April 14, 2016, 9am PDT
As promised, Gov. Matt Bevin signed the P3 bill that allows private funding, but bans tolls, to pay for the $2.6 billion Brent Spence Bridge project over the Ohio River that connects Covington, Ky. to Cincinnati. Now he needs to find the funding.
February 23, 2016, 1pm PST
The Ohio Supreme Court had to intervene in the complicated issue of municipal golf courses managed by private operators. In the end, Cincinnati's municipal golf courses will keep their property tax exemptions.
February 23, 2016, 8am PST
Gas taxes and road and bridge tolls are not very popular, but important nonetheless.
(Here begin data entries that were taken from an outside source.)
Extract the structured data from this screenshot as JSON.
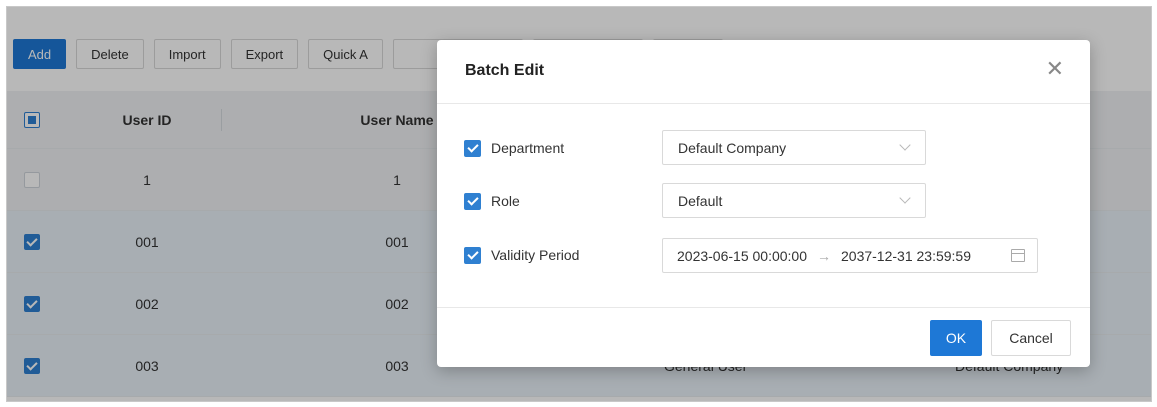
{
  "toolbar": {
    "add": "Add",
    "delete": "Delete",
    "import": "Import",
    "export": "Export",
    "quick_add": "Quick A"
  },
  "table": {
    "headers": {
      "user_id": "User ID",
      "user_name": "User Name"
    },
    "rows": [
      {
        "id": "1",
        "name": "1",
        "role": "",
        "department": "",
        "checked": false
      },
      {
        "id": "001",
        "name": "001",
        "role": "",
        "department": "",
        "checked": true
      },
      {
        "id": "002",
        "name": "002",
        "role": "",
        "department": "",
        "checked": true
      },
      {
        "id": "003",
        "name": "003",
        "role": "General User",
        "department": "Default Company",
        "checked": true
      }
    ]
  },
  "modal": {
    "title": "Batch Edit",
    "close_icon": "close-icon",
    "fields": {
      "department": {
        "label": "Department",
        "value": "Default Company",
        "checked": true
      },
      "role": {
        "label": "Role",
        "value": "Default",
        "checked": true
      },
      "validity": {
        "label": "Validity Period",
        "start": "2023-06-15 00:00:00",
        "end": "2037-12-31 23:59:59",
        "separator": "→",
        "checked": true
      }
    },
    "ok": "OK",
    "cancel": "Cancel"
  },
  "colors": {
    "primary": "#1e78d6",
    "checkbox": "#2f80d1",
    "selected_row": "#e9f1f8"
  }
}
Gov. Matt Bevin (R) will sign a bill that prohibits tolls on a new Ohio River bridge, and might also endanger federal funding.
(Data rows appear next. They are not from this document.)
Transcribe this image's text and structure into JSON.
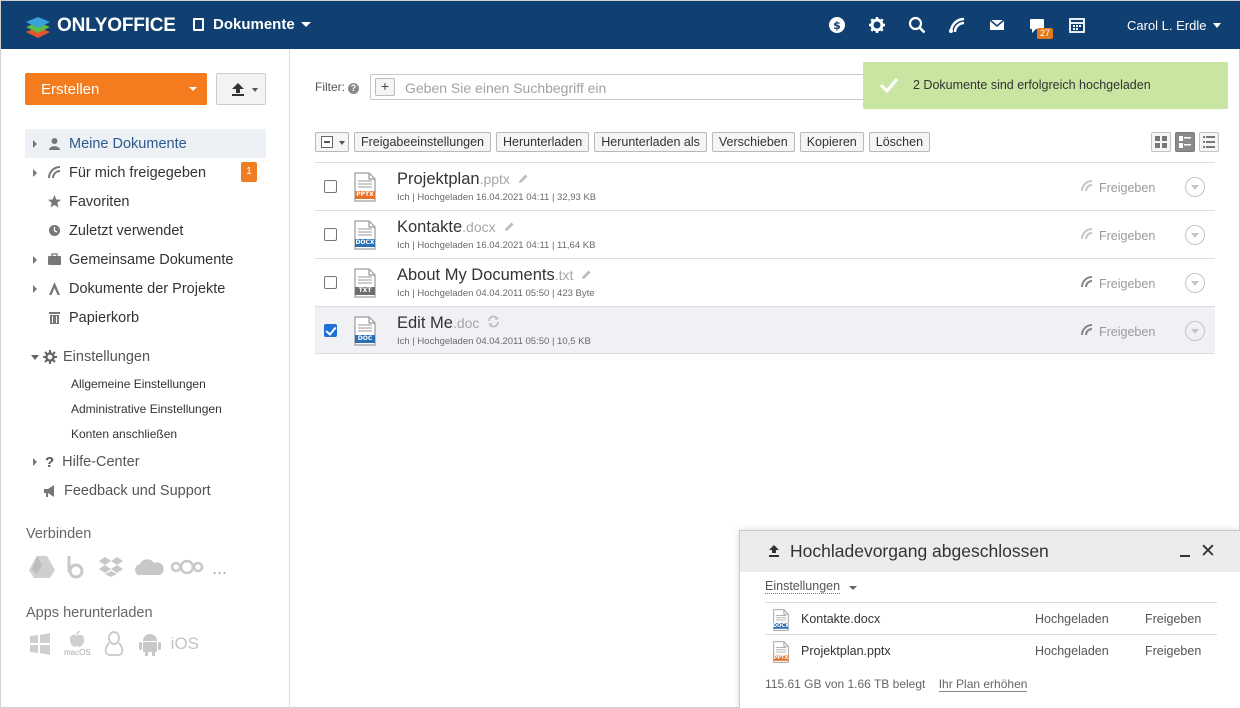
{
  "topbar": {
    "logo_text": "ONLYOFFICE",
    "module_label": "Dokumente",
    "chat_badge": "27",
    "user_name": "Carol L. Erdle",
    "icons": [
      "dollar-icon",
      "gear-icon",
      "search-icon",
      "feed-icon",
      "mail-icon",
      "chat-icon",
      "calendar-icon"
    ]
  },
  "sidebar": {
    "create_label": "Erstellen",
    "nav": [
      {
        "label": "Meine Dokumente",
        "icon": "user-icon",
        "expandable": true,
        "active": true
      },
      {
        "label": "Für mich freigegeben",
        "icon": "share-icon",
        "expandable": true,
        "count": "1"
      },
      {
        "label": "Favoriten",
        "icon": "star-icon",
        "expandable": false
      },
      {
        "label": "Zuletzt verwendet",
        "icon": "clock-icon",
        "expandable": false
      },
      {
        "label": "Gemeinsame Dokumente",
        "icon": "briefcase-icon",
        "expandable": true
      },
      {
        "label": "Dokumente der Projekte",
        "icon": "compass-icon",
        "expandable": true
      },
      {
        "label": "Papierkorb",
        "icon": "trash-icon",
        "expandable": false
      }
    ],
    "settings_label": "Einstellungen",
    "settings_items": [
      "Allgemeine Einstellungen",
      "Administrative Einstellungen",
      "Konten anschließen"
    ],
    "help_label": "Hilfe-Center",
    "feedback_label": "Feedback und Support",
    "connect_title": "Verbinden",
    "connect_more": "...",
    "apps_title": "Apps herunterladen",
    "apps_macos": "macOS",
    "apps_ios": "iOS"
  },
  "filter": {
    "label": "Filter:",
    "plus": "+",
    "placeholder": "Geben Sie einen Suchbegriff ein"
  },
  "toast": {
    "message": "2 Dokumente sind erfolgreich hochgeladen"
  },
  "toolbar": {
    "buttons": [
      "Freigabeeinstellungen",
      "Herunterladen",
      "Herunterladen als",
      "Verschieben",
      "Kopieren",
      "Löschen"
    ]
  },
  "files": [
    {
      "name": "Projektplan",
      "ext": ".pptx",
      "badge": "PPTX",
      "badge_color": "#e8712a",
      "meta": "Ich | Hochgeladen 16.04.2021 04:11 | 32,93 KB",
      "share": "Freigeben",
      "selected": false,
      "action": "edit"
    },
    {
      "name": "Kontakte",
      "ext": ".docx",
      "badge": "DOCX",
      "badge_color": "#2a6fb5",
      "meta": "Ich | Hochgeladen 16.04.2021 04:11 | 11,64 KB",
      "share": "Freigeben",
      "selected": false,
      "action": "edit"
    },
    {
      "name": "About My Documents",
      "ext": ".txt",
      "badge": "TXT",
      "badge_color": "#6e6e6e",
      "meta": "Ich | Hochgeladen 04.04.2011 05:50 | 423 Byte",
      "share": "Freigeben",
      "selected": false,
      "action": "edit"
    },
    {
      "name": "Edit Me",
      "ext": ".doc",
      "badge": "DOC",
      "badge_color": "#2a6fb5",
      "meta": "Ich | Hochgeladen 04.04.2011 05:50 | 10,5 KB",
      "share": "Freigeben",
      "selected": true,
      "action": "convert"
    }
  ],
  "upload_panel": {
    "title": "Hochladevorgang abgeschlossen",
    "close_symbol": "✕",
    "settings_label": "Einstellungen",
    "rows": [
      {
        "name": "Kontakte.docx",
        "badge": "DOCX",
        "badge_color": "#2a6fb5",
        "status": "Hochgeladen",
        "share": "Freigeben"
      },
      {
        "name": "Projektplan.pptx",
        "badge": "PPTX",
        "badge_color": "#e8712a",
        "status": "Hochgeladen",
        "share": "Freigeben"
      }
    ],
    "quota": "115.61 GB von 1.66 TB belegt",
    "upgrade_link": "Ihr Plan erhöhen"
  }
}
August 27, 2015, 9am PDT
Excerpts of an interview with Ohio Department of Transportation Director Jerry Wray, who spoke candidly about the state's role in maintaining and building transportation projects in Cincinnati and around the state of Ohio.
June 26, 2015, 11am PDT
An Ohio Senator hopes to use the transportation reauthorization bill to motivate states that issue license plates bearing the Confederate flag to remove them. A week ago the Supreme Court ruled states can do so without violating the first amendment.
June 19, 2015, 10am PDT
A Congressional bill has been introduced to "provide a long term solution" to the transportation funding problem by eliminating spending on transit, biking, and local projects rather than finding funding to maintain $50 billion in annual spending.
May 13, 2015, 6am PDT
The $100 million investment by Medpace CEO Dr. August Troendle will add a new hotel in addition to office and commercial space to the neighborhood of Madisonville. The deal that enables the project involves a lot of moving parts.
April 27, 2015, 12pm PDT
After narrowly escaping attempts to kill the project, the Cincinnati Streetcar is now faced with questions about how to fund and expand the system.
March 5, 2010, 6am PST
Cincinnati's Tract 16 is the neighborhood deemed hardest to count in Ohio by census takers. As the Enquirer puts it, "high numbers of abandoned buildings, low literacy rates and urban poverty make it a people-counting quagmire."